It’s night and day. That’s what coach Tonya Cardoza called junior center Victoria Macaulay’s emergence during Atlantic Ten Conference play as a dual threat scorer and rebounder. “Her whole game has changed and I’m happy to see it, because it’s rewarding to finally see something click,” Cardoza said. Since the A-10 season started on Jan. 7, Macaulay has averaged 10.5 points and 8.9 rebounds, which puts her in the Top 5 in those categories for the conference during that timespan. In the past two weeks, she set career highs in points (21 vs. St. Joseph’s), shots made (nine vs. Fordham) and tied her career high of 13 rebounds against Saint Louis. Once the center of criticism in a weak frontcourt, the 6-foot4-inch Staten Island, N.Y. native is finally living up to the promise the coaching staff saw three years ago while recruiting her from Curtis High School. Macaulay, who received little recruiting attention from college programs, was brought in with the idea that she would quickly become a starter. But for two seasons she struggled,
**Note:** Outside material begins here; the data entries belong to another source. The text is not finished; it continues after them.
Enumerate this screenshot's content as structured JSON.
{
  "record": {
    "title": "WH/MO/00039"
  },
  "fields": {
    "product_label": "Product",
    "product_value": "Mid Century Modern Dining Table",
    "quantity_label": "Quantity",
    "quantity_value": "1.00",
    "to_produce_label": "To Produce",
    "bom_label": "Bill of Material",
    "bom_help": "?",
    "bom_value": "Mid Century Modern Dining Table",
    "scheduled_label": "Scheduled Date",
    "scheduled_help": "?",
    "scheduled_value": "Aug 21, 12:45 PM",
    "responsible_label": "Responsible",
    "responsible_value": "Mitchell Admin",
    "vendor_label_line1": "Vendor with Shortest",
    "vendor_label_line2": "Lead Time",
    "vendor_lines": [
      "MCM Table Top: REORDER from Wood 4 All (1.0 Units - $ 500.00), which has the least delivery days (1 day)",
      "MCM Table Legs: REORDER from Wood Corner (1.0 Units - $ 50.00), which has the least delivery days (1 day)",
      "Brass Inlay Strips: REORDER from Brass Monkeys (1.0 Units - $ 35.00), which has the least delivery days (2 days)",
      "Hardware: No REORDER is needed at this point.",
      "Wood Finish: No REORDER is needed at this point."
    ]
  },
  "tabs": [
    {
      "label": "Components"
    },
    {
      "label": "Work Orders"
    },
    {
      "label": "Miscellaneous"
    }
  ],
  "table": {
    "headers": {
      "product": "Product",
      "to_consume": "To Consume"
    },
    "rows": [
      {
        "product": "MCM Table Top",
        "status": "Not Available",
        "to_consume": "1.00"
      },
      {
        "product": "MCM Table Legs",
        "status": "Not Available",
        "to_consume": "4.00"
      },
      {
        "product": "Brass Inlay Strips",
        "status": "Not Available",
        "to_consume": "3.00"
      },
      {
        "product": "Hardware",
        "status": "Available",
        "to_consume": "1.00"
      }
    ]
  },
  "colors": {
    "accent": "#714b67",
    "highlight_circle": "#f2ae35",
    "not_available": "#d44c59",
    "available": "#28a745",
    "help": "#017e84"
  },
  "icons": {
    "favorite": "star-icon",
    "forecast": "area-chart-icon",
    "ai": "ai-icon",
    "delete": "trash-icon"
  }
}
ICE HOCKEY p.19 The ice hockey club finished its season with a 9-17 record and will compete in the MACHA playoffs.


Junior center Victoria Macaulay posts an average of 10.5 points and 8.9 rebounds in A-10 play. never averaging more than five points or five rebounds a game. Cardoza tried to give her the reigns last year, but Macaulay didn’t earn the full-time starting gig until a loss against Duke at the end of December 2011. After starting the final 21 games last season, Macaulay started just one of the first nine

games this season. She lacked focus, work ethic and most importantly, confidence. Cardoza said Macaulay got frustrated when she didn’t see her practice translate into game success and when the coaches tried to help her it was “in one

MACAULAY PAGE 18 MEN’S BASKETBALL NEXT WEEK The Owls will play Atlantic Ten Conference games against St. Bonaventure and Duquesne this week.


Profile for The Temple News

Volume 90, Issue 19  

The Temple News, Vol. 90 Iss. 19

Volume 90, Issue 19  

The Temple News, Vol. 90 Iss. 19


Recommendations could not be loaded

Recommendations could not be loaded

Recommendations could not be loaded

Recommendations could not be loaded